What is needed:
Word for word, the records below are to be set down again.

### Task data ###

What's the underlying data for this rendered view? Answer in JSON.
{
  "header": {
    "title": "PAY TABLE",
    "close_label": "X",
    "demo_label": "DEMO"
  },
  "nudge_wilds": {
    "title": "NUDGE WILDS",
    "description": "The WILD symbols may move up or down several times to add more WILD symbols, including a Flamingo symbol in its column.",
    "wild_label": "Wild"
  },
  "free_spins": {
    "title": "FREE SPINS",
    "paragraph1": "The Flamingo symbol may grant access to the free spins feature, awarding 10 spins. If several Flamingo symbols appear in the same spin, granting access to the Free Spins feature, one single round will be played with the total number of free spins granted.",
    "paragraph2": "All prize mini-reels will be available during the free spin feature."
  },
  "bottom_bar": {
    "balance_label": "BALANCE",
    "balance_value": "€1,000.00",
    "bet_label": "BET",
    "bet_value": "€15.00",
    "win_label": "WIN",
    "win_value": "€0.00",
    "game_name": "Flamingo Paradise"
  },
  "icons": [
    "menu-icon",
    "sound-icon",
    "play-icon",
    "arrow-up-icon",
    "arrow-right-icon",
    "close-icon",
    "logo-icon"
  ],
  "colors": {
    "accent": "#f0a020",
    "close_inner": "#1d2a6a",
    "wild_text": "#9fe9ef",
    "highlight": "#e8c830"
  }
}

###

Output for this task:
What's the underlying data for this rendered view? Answer in JSON.
{
  "header": {
    "title": "PAY TABLE",
    "close_label": "X",
    "demo_label": "DEMO"
  },
  "nudge_wilds": {
    "title": "NUDGE WILDS",
    "description": "The WILD symbols may move up or down several times to add more WILD symbols, including a Flamingo symbol in its column.",
    "wild_label": "Wild"
  },
  "free_spins": {
    "title": "FREE SPINS",
    "paragraph1": "The Flamingo symbol may grant access to the free spins feature, awarding 10 spins. If several Flamingo symbols appear in the same spin, granting access to the Free Spins feature, one single round will be played with the total number of free spins granted.",
    "paragraph2": "All prize mini-reels will be available during the free spin feature."
  },
  "bottom_bar": {
    "balance_label": "BALANCE",
    "balance_value": "€1,000.00",
    "bet_label": "BET",
    "bet_value": "€15.00",
    "win_label": "WIN",
    "win_value": "€0.00",
    "game_name": "Flamingo Paradise"
  },
  "icons": [
    "menu-icon",
    "sound-icon",
    "play-icon",
    "arrow-up-icon",
    "arrow-right-icon",
    "close-icon",
    "logo-icon"
  ],
  "colors": {
    "accent": "#f0a020",
    "close_inner": "#1d2a6a",
    "wild_text": "#9fe9ef",
    "highlight": "#e8c830"
  }
}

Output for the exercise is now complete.